▸ **Try it**
Check every line in the listing below for "kind". Copy the ones where it occurs.

*** Opening Records for the task ***

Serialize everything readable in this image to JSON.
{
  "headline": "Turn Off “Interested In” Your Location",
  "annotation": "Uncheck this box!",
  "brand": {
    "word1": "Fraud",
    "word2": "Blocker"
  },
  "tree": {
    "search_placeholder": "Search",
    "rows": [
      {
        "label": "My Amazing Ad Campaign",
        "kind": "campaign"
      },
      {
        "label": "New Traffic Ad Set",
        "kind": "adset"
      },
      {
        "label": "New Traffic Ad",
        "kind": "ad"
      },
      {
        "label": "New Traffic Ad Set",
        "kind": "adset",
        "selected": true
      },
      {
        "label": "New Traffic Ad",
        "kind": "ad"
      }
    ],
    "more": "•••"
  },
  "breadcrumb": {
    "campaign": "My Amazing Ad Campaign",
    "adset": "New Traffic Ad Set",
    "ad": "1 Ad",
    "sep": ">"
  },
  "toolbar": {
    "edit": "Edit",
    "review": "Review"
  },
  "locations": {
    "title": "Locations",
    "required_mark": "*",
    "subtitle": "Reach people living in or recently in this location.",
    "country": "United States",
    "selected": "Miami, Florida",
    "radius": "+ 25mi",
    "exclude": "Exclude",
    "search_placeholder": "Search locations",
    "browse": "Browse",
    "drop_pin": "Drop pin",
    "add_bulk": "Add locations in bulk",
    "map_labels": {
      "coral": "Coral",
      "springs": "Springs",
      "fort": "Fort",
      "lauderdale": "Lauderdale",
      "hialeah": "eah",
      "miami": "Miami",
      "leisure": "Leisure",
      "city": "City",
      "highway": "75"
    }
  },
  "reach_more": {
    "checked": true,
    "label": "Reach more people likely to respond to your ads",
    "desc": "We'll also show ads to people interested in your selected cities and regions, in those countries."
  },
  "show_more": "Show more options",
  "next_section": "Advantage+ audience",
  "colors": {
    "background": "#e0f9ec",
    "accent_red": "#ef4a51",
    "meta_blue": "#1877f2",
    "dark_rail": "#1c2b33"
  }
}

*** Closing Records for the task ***

▸ **Written answer**
        "kind": "campaign"
        "kind": "adset"
        "kind": "ad"
        "kind": "adset",
        "kind": "ad"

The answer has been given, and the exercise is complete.